Try it:
The entries below should be written out again exactly as they stand.

Data for processing:
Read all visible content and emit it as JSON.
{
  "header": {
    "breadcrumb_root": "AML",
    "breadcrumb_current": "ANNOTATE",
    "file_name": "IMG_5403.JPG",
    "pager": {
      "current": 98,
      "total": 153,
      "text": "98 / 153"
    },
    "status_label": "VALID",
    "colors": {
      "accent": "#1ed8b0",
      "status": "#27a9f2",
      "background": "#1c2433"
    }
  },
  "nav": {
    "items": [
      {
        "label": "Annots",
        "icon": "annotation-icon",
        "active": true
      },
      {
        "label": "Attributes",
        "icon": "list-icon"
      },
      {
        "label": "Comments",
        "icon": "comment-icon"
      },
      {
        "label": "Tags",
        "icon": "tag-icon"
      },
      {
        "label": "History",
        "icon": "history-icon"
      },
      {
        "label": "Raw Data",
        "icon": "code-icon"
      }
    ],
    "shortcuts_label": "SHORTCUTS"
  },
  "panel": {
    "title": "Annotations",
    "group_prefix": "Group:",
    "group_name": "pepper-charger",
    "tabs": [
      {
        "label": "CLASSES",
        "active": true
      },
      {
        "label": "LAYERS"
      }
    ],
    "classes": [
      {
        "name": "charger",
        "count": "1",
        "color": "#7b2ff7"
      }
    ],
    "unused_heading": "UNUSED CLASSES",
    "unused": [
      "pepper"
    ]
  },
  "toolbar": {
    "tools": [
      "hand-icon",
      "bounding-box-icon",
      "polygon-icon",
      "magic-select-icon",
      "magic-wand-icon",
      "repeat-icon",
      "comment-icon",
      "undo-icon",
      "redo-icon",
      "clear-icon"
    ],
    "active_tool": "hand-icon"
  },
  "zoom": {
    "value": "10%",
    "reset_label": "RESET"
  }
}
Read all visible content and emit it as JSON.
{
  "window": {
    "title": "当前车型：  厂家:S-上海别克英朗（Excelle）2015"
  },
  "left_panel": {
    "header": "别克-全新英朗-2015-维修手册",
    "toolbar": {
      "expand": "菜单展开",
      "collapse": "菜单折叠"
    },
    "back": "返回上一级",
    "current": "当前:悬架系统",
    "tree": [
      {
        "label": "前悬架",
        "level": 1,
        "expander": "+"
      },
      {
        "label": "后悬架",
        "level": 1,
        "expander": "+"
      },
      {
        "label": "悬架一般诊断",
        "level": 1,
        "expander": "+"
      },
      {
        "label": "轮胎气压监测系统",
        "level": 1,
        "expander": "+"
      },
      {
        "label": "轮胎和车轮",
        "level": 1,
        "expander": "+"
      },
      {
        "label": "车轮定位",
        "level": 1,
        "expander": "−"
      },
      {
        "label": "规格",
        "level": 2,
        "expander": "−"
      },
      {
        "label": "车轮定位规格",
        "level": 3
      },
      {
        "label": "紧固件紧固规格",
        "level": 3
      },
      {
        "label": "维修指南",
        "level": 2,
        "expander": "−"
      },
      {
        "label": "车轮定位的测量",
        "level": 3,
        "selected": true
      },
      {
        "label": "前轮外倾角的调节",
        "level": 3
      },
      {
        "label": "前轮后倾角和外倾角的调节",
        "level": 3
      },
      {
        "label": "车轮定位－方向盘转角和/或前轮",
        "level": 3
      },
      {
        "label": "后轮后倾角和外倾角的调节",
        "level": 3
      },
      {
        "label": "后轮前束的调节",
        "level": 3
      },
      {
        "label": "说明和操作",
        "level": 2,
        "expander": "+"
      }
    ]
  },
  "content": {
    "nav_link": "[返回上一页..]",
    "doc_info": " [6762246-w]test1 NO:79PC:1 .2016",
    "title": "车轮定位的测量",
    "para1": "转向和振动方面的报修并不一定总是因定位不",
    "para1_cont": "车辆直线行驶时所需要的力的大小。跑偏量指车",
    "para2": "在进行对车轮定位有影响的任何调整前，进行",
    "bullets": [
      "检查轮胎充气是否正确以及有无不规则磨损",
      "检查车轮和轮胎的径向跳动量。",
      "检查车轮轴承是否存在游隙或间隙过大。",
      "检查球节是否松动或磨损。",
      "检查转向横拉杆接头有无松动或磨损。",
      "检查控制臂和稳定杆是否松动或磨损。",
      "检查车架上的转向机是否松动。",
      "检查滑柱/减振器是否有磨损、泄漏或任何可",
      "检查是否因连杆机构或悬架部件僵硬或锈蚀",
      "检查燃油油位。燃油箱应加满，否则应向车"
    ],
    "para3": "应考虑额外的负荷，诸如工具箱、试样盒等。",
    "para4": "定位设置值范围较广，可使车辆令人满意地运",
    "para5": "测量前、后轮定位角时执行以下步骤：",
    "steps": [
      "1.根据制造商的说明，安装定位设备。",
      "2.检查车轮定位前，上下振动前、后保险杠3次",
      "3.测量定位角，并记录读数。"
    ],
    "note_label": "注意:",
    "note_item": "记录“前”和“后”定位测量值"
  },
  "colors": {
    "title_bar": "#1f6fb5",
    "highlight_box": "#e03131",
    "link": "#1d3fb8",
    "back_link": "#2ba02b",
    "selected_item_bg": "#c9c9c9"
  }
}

Reply:
Read all visible content and emit it as JSON.
{
  "header": {
    "breadcrumb_root": "AML",
    "breadcrumb_current": "ANNOTATE",
    "file_name": "IMG_5403.JPG",
    "pager": {
      "current": 98,
      "total": 153,
      "text": "98 / 153"
    },
    "status_label": "VALID",
    "colors": {
      "accent": "#1ed8b0",
      "status": "#27a9f2",
      "background": "#1c2433"
    }
  },
  "nav": {
    "items": [
      {
        "label": "Annots",
        "icon": "annotation-icon",
        "active": true
      },
      {
        "label": "Attributes",
        "icon": "list-icon"
      },
      {
        "label": "Comments",
        "icon": "comment-icon"
      },
      {
        "label": "Tags",
        "icon": "tag-icon"
      },
      {
        "label": "History",
        "icon": "history-icon"
      },
      {
        "label": "Raw Data",
        "icon": "code-icon"
      }
    ],
    "shortcuts_label": "SHORTCUTS"
  },
  "panel": {
    "title": "Annotations",
    "group_prefix": "Group:",
    "group_name": "pepper-charger",
    "tabs": [
      {
        "label": "CLASSES",
        "active": true
      },
      {
        "label": "LAYERS"
      }
    ],
    "classes": [
      {
        "name": "charger",
        "count": "1",
        "color": "#7b2ff7"
      }
    ],
    "unused_heading": "UNUSED CLASSES",
    "unused": [
      "pepper"
    ]
  },
  "toolbar": {
    "tools": [
      "hand-icon",
      "bounding-box-icon",
      "polygon-icon",
      "magic-select-icon",
      "magic-wand-icon",
      "repeat-icon",
      "comment-icon",
      "undo-icon",
      "redo-icon",
      "clear-icon"
    ],
    "active_tool": "hand-icon"
  },
  "zoom": {
    "value": "10%",
    "reset_label": "RESET"
  }
}
Read all visible content and emit it as JSON.
{
  "window": {
    "title": "当前车型：  厂家:S-上海别克英朗（Excelle）2015"
  },
  "left_panel": {
    "header": "别克-全新英朗-2015-维修手册",
    "toolbar": {
      "expand": "菜单展开",
      "collapse": "菜单折叠"
    },
    "back": "返回上一级",
    "current": "当前:悬架系统",
    "tree": [
      {
        "label": "前悬架",
        "level": 1,
        "expander": "+"
      },
      {
        "label": "后悬架",
        "level": 1,
        "expander": "+"
      },
      {
        "label": "悬架一般诊断",
        "level": 1,
        "expander": "+"
      },
      {
        "label": "轮胎气压监测系统",
        "level": 1,
        "expander": "+"
      },
      {
        "label": "轮胎和车轮",
        "level": 1,
        "expander": "+"
      },
      {
        "label": "车轮定位",
        "level": 1,
        "expander": "−"
      },
      {
        "label": "规格",
        "level": 2,
        "expander": "−"
      },
      {
        "label": "车轮定位规格",
        "level": 3
      },
      {
        "label": "紧固件紧固规格",
        "level": 3
      },
      {
        "label": "维修指南",
        "level": 2,
        "expander": "−"
      },
      {
        "label": "车轮定位的测量",
        "level": 3,
        "selected": true
      },
      {
        "label": "前轮外倾角的调节",
        "level": 3
      },
      {
        "label": "前轮后倾角和外倾角的调节",
        "level": 3
      },
      {
        "label": "车轮定位－方向盘转角和/或前轮",
        "level": 3
      },
      {
        "label": "后轮后倾角和外倾角的调节",
        "level": 3
      },
      {
        "label": "后轮前束的调节",
        "level": 3
      },
      {
        "label": "说明和操作",
        "level": 2,
        "expander": "+"
      }
    ]
  },
  "content": {
    "nav_link": "[返回上一页..]",
    "doc_info": " [6762246-w]test1 NO:79PC:1 .2016",
    "title": "车轮定位的测量",
    "para1": "转向和振动方面的报修并不一定总是因定位不",
    "para1_cont": "车辆直线行驶时所需要的力的大小。跑偏量指车",
    "para2": "在进行对车轮定位有影响的任何调整前，进行",
    "bullets": [
      "检查轮胎充气是否正确以及有无不规则磨损",
      "检查车轮和轮胎的径向跳动量。",
      "检查车轮轴承是否存在游隙或间隙过大。",
      "检查球节是否松动或磨损。",
      "检查转向横拉杆接头有无松动或磨损。",
      "检查控制臂和稳定杆是否松动或磨损。",
      "检查车架上的转向机是否松动。",
      "检查滑柱/减振器是否有磨损、泄漏或任何可",
      "检查是否因连杆机构或悬架部件僵硬或锈蚀",
      "检查燃油油位。燃油箱应加满，否则应向车"
    ],
    "para3": "应考虑额外的负荷，诸如工具箱、试样盒等。",
    "para4": "定位设置值范围较广，可使车辆令人满意地运",
    "para5": "测量前、后轮定位角时执行以下步骤：",
    "steps": [
      "1.根据制造商的说明，安装定位设备。",
      "2.检查车轮定位前，上下振动前、后保险杠3次",
      "3.测量定位角，并记录读数。"
    ],
    "note_label": "注意:",
    "note_item": "记录“前”和“后”定位测量值"
  },
  "colors": {
    "title_bar": "#1f6fb5",
    "highlight_box": "#e03131",
    "link": "#1d3fb8",
    "back_link": "#2ba02b",
    "selected_item_bg": "#c9c9c9"
  }
}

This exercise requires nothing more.